## INPUT DATA
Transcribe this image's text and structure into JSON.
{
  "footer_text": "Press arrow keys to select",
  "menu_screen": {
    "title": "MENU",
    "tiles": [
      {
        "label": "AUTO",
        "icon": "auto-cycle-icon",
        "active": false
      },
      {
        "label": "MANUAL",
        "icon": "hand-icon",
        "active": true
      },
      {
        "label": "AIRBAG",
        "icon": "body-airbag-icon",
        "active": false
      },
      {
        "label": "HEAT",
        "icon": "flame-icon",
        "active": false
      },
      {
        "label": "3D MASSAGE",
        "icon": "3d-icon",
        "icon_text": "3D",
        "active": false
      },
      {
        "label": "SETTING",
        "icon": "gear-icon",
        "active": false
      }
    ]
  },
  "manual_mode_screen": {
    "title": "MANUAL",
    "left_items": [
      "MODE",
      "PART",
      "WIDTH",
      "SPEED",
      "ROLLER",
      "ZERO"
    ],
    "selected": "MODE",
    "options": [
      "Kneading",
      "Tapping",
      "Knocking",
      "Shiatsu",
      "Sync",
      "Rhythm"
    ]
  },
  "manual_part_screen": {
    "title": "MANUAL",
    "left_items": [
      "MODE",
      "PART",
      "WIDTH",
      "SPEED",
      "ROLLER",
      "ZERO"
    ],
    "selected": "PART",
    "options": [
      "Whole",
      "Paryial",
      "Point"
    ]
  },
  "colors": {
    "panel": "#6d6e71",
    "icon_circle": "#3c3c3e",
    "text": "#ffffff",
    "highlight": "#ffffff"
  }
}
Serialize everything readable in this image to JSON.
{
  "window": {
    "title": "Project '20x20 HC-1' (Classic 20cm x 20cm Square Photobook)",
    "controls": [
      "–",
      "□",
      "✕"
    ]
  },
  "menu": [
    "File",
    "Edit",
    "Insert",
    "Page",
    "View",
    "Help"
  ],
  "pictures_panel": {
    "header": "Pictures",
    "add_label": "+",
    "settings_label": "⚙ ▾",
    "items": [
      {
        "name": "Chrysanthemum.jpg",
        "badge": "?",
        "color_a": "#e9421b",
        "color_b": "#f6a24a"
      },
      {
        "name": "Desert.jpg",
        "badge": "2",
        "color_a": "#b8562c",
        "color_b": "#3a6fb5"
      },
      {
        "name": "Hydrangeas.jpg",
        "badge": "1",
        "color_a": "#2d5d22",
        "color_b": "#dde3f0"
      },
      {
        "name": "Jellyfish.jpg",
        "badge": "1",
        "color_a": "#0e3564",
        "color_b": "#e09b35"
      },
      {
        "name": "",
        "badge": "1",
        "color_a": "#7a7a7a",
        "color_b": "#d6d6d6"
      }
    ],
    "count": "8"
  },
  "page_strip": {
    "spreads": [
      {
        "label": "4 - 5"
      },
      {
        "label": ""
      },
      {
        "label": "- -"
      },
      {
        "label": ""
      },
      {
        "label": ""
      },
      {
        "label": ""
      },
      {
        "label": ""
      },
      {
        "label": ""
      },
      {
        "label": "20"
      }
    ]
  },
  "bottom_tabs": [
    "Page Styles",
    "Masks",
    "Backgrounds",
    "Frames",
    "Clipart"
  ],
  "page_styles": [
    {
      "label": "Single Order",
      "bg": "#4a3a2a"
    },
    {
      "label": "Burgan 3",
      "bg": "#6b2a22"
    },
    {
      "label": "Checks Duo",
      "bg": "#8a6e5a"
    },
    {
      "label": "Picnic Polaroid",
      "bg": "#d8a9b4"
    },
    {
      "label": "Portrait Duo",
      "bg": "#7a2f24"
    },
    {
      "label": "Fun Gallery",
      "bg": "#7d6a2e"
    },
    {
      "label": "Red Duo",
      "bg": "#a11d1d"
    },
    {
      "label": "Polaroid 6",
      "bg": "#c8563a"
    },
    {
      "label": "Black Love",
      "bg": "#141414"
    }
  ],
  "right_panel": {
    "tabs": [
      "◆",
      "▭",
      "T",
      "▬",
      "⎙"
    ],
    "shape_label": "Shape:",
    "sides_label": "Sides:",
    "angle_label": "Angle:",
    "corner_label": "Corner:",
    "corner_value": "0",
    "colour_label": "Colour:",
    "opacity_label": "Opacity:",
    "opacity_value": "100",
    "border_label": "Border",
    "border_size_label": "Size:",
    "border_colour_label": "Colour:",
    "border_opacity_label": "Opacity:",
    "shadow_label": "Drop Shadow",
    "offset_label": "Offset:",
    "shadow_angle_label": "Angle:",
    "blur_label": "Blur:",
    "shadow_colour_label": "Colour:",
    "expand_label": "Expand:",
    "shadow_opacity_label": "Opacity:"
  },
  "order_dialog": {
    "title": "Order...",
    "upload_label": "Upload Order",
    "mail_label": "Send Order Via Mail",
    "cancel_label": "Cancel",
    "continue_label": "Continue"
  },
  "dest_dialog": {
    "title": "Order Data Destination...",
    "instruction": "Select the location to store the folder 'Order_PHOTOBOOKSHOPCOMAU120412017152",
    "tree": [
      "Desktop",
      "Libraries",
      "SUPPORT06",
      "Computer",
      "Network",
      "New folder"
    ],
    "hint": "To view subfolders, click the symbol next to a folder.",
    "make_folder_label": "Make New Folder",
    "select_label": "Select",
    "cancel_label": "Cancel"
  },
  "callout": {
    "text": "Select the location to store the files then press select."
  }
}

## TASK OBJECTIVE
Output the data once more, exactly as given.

## SOLUTION TO THIS TASK
Transcribe this image's text and structure into JSON.
{
  "footer_text": "Press arrow keys to select",
  "menu_screen": {
    "title": "MENU",
    "tiles": [
      {
        "label": "AUTO",
        "icon": "auto-cycle-icon",
        "active": false
      },
      {
        "label": "MANUAL",
        "icon": "hand-icon",
        "active": true
      },
      {
        "label": "AIRBAG",
        "icon": "body-airbag-icon",
        "active": false
      },
      {
        "label": "HEAT",
        "icon": "flame-icon",
        "active": false
      },
      {
        "label": "3D MASSAGE",
        "icon": "3d-icon",
        "icon_text": "3D",
        "active": false
      },
      {
        "label": "SETTING",
        "icon": "gear-icon",
        "active": false
      }
    ]
  },
  "manual_mode_screen": {
    "title": "MANUAL",
    "left_items": [
      "MODE",
      "PART",
      "WIDTH",
      "SPEED",
      "ROLLER",
      "ZERO"
    ],
    "selected": "MODE",
    "options": [
      "Kneading",
      "Tapping",
      "Knocking",
      "Shiatsu",
      "Sync",
      "Rhythm"
    ]
  },
  "manual_part_screen": {
    "title": "MANUAL",
    "left_items": [
      "MODE",
      "PART",
      "WIDTH",
      "SPEED",
      "ROLLER",
      "ZERO"
    ],
    "selected": "PART",
    "options": [
      "Whole",
      "Paryial",
      "Point"
    ]
  },
  "colors": {
    "panel": "#6d6e71",
    "icon_circle": "#3c3c3e",
    "text": "#ffffff",
    "highlight": "#ffffff"
  }
}
Serialize everything readable in this image to JSON.
{
  "window": {
    "title": "Project '20x20 HC-1' (Classic 20cm x 20cm Square Photobook)",
    "controls": [
      "–",
      "□",
      "✕"
    ]
  },
  "menu": [
    "File",
    "Edit",
    "Insert",
    "Page",
    "View",
    "Help"
  ],
  "pictures_panel": {
    "header": "Pictures",
    "add_label": "+",
    "settings_label": "⚙ ▾",
    "items": [
      {
        "name": "Chrysanthemum.jpg",
        "badge": "?",
        "color_a": "#e9421b",
        "color_b": "#f6a24a"
      },
      {
        "name": "Desert.jpg",
        "badge": "2",
        "color_a": "#b8562c",
        "color_b": "#3a6fb5"
      },
      {
        "name": "Hydrangeas.jpg",
        "badge": "1",
        "color_a": "#2d5d22",
        "color_b": "#dde3f0"
      },
      {
        "name": "Jellyfish.jpg",
        "badge": "1",
        "color_a": "#0e3564",
        "color_b": "#e09b35"
      },
      {
        "name": "",
        "badge": "1",
        "color_a": "#7a7a7a",
        "color_b": "#d6d6d6"
      }
    ],
    "count": "8"
  },
  "page_strip": {
    "spreads": [
      {
        "label": "4 - 5"
      },
      {
        "label": ""
      },
      {
        "label": "- -"
      },
      {
        "label": ""
      },
      {
        "label": ""
      },
      {
        "label": ""
      },
      {
        "label": ""
      },
      {
        "label": ""
      },
      {
        "label": "20"
      }
    ]
  },
  "bottom_tabs": [
    "Page Styles",
    "Masks",
    "Backgrounds",
    "Frames",
    "Clipart"
  ],
  "page_styles": [
    {
      "label": "Single Order",
      "bg": "#4a3a2a"
    },
    {
      "label": "Burgan 3",
      "bg": "#6b2a22"
    },
    {
      "label": "Checks Duo",
      "bg": "#8a6e5a"
    },
    {
      "label": "Picnic Polaroid",
      "bg": "#d8a9b4"
    },
    {
      "label": "Portrait Duo",
      "bg": "#7a2f24"
    },
    {
      "label": "Fun Gallery",
      "bg": "#7d6a2e"
    },
    {
      "label": "Red Duo",
      "bg": "#a11d1d"
    },
    {
      "label": "Polaroid 6",
      "bg": "#c8563a"
    },
    {
      "label": "Black Love",
      "bg": "#141414"
    }
  ],
  "right_panel": {
    "tabs": [
      "◆",
      "▭",
      "T",
      "▬",
      "⎙"
    ],
    "shape_label": "Shape:",
    "sides_label": "Sides:",
    "angle_label": "Angle:",
    "corner_label": "Corner:",
    "corner_value": "0",
    "colour_label": "Colour:",
    "opacity_label": "Opacity:",
    "opacity_value": "100",
    "border_label": "Border",
    "border_size_label": "Size:",
    "border_colour_label": "Colour:",
    "border_opacity_label": "Opacity:",
    "shadow_label": "Drop Shadow",
    "offset_label": "Offset:",
    "shadow_angle_label": "Angle:",
    "blur_label": "Blur:",
    "shadow_colour_label": "Colour:",
    "expand_label": "Expand:",
    "shadow_opacity_label": "Opacity:"
  },
  "order_dialog": {
    "title": "Order...",
    "upload_label": "Upload Order",
    "mail_label": "Send Order Via Mail",
    "cancel_label": "Cancel",
    "continue_label": "Continue"
  },
  "dest_dialog": {
    "title": "Order Data Destination...",
    "instruction": "Select the location to store the folder 'Order_PHOTOBOOKSHOPCOMAU120412017152",
    "tree": [
      "Desktop",
      "Libraries",
      "SUPPORT06",
      "Computer",
      "Network",
      "New folder"
    ],
    "hint": "To view subfolders, click the symbol next to a folder.",
    "make_folder_label": "Make New Folder",
    "select_label": "Select",
    "cancel_label": "Cancel"
  },
  "callout": {
    "text": "Select the location to store the files then press select."
  }
}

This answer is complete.